                          4 Replies
                          1. re: cambridgedoctpr

                            i really like Bernadin, Jean-Georges, 11 Madison, et al. and so i am not sure why they should be excluded.
                            __________________

                            Read the title of the OP.

                            1. re: ipsedixit

                              I think one of the remaining "hide out" places would have to be Veau d'Or. You won't get trendy sorts in there and I suspect its customers wouldn't bother you if you were on fire.

                              1. re: hazelhurst

                                Now that's the kind of place that sounds right for me! "its customers wouldn't bother you if you were on fire." LOL!

                            2. re: cambridgedoctpr

                              I don't know where in Europe the OP is coming from or where in Europe you have been or what you mean when you say "ethnic dining", but there are Asian, African, South American, Indian, Australasia, Near Eastern and Middle Eastern eateries in every corner of Europe. I have found it much easier to find Iranian, Goan, Ecuadoran, Algerian, Afghan, Mozambiquan and Georgian food in the eurozone than I ever have in NYC.

                              In addition, I often see European food like Greek and Portuguese food referred to as "ethnic" in NYC.

                            3. It's far from not so well known, but I would include Union Square Cafe.

                              1. Annisa. Fantastic and unusual, and not crazy expensive.

                                1. For modernist cuisine: Betony. Another option would be Tomato Rouge

                                  A great steakhouse is in the Financial District: Mark Joseph's. It's absolutely fantastic - though it has some typical steakhouse menu options, the preparation is unique.

                                  2 Replies
                                  1. re: RogueFoodie

                                    It is Rouge Tomate

                                    1. re: thegforceny
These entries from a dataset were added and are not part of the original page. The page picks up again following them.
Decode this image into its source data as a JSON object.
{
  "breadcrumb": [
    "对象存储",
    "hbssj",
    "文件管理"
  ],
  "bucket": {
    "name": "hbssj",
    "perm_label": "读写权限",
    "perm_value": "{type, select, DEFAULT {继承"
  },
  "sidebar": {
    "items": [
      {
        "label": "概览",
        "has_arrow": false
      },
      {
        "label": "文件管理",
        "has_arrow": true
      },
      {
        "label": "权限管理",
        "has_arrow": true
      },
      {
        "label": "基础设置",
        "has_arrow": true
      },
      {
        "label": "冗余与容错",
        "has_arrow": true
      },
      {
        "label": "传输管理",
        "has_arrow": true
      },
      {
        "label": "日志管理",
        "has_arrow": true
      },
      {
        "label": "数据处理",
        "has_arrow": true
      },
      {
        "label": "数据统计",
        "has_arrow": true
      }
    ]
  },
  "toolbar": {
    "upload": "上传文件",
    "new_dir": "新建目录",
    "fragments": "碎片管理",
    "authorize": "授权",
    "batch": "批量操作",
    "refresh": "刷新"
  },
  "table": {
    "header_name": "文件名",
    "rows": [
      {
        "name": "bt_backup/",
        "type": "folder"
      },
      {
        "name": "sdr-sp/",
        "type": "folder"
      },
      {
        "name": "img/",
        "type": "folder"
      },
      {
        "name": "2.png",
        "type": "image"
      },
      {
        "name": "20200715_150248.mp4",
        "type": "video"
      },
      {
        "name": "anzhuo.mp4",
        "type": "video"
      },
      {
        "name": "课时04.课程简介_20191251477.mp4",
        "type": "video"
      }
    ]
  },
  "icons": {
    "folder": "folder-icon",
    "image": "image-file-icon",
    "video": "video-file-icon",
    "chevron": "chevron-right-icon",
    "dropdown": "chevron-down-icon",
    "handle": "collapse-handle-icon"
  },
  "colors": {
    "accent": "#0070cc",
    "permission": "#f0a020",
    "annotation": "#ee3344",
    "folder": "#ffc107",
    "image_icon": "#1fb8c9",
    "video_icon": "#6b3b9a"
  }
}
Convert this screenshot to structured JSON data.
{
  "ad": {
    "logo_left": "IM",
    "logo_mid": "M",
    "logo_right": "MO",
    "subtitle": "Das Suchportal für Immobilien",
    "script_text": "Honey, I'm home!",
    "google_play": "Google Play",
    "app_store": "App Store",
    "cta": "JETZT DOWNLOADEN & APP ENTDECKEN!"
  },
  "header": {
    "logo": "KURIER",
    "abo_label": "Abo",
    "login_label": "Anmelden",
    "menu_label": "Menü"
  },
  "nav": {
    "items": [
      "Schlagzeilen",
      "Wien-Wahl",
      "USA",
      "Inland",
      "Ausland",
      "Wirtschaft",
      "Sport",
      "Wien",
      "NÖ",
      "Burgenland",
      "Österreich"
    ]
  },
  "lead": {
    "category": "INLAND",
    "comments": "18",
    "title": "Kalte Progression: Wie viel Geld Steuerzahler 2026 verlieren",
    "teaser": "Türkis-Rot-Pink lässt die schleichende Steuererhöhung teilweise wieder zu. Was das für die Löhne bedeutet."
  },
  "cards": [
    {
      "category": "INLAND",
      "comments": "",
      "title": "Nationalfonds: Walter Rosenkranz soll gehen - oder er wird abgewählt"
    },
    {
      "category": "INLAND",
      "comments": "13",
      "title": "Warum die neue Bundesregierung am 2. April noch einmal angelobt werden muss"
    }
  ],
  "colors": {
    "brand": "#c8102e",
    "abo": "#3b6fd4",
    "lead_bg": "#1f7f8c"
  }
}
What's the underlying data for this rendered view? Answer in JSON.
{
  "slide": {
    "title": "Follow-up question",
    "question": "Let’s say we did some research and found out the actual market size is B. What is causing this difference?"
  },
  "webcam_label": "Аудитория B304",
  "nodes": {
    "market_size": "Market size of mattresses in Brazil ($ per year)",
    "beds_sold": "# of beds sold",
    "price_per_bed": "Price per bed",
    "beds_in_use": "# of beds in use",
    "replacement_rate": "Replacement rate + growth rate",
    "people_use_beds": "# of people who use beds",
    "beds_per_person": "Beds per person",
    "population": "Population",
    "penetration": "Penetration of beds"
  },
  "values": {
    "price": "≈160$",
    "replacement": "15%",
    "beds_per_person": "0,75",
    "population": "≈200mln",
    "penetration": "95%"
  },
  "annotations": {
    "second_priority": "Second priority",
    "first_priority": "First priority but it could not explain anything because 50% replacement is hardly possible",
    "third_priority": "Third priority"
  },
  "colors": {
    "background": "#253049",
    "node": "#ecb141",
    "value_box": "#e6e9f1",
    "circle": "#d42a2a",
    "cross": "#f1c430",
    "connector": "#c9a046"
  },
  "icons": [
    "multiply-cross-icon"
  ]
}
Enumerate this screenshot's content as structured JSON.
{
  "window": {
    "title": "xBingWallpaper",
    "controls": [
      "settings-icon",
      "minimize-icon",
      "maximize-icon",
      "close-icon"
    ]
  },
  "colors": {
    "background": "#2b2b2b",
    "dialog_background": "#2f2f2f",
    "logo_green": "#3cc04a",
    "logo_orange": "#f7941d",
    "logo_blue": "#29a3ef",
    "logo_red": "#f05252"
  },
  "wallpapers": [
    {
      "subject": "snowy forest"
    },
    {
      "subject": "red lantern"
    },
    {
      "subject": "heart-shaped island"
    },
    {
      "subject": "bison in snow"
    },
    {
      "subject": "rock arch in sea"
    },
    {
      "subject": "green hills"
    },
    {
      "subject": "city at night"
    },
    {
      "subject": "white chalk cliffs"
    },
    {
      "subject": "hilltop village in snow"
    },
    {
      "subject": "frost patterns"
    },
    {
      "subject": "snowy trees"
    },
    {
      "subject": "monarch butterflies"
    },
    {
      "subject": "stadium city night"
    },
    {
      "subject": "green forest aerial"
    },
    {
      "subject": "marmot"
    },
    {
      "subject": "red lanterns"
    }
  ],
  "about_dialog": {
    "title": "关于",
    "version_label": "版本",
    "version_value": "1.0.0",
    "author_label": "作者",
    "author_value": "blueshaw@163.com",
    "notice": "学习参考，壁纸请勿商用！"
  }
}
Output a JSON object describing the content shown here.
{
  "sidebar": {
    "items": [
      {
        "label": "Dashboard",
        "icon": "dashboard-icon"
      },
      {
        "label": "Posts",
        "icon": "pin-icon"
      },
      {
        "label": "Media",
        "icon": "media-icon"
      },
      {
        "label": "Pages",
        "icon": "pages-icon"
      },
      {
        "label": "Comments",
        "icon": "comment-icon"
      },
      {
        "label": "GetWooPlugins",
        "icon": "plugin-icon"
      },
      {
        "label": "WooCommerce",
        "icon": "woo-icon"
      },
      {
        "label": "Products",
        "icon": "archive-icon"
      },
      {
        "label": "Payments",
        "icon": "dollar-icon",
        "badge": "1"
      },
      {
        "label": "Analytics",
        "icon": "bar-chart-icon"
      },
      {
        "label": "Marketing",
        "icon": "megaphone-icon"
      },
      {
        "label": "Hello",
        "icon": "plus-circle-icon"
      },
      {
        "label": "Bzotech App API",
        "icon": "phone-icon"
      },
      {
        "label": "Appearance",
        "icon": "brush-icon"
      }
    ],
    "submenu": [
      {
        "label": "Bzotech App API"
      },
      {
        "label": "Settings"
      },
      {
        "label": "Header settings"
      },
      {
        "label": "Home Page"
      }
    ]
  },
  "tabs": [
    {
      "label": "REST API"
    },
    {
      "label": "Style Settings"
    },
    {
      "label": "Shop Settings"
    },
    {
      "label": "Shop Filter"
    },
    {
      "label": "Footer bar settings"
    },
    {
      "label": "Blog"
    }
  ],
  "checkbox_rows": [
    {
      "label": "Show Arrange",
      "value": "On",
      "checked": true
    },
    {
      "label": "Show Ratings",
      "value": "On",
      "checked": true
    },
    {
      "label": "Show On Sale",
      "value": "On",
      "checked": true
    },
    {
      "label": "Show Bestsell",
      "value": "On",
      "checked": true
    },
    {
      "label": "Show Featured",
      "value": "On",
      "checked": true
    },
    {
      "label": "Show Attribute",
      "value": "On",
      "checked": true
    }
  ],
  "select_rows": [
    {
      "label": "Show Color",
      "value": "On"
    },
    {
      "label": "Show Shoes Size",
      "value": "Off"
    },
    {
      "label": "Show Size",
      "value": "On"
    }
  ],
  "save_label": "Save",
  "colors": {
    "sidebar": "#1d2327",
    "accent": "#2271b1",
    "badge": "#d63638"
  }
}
                                      Thanks for the catch - it's a bit unintuitive, so I usually miss it.

                                      Riverpark deserves more attention, too.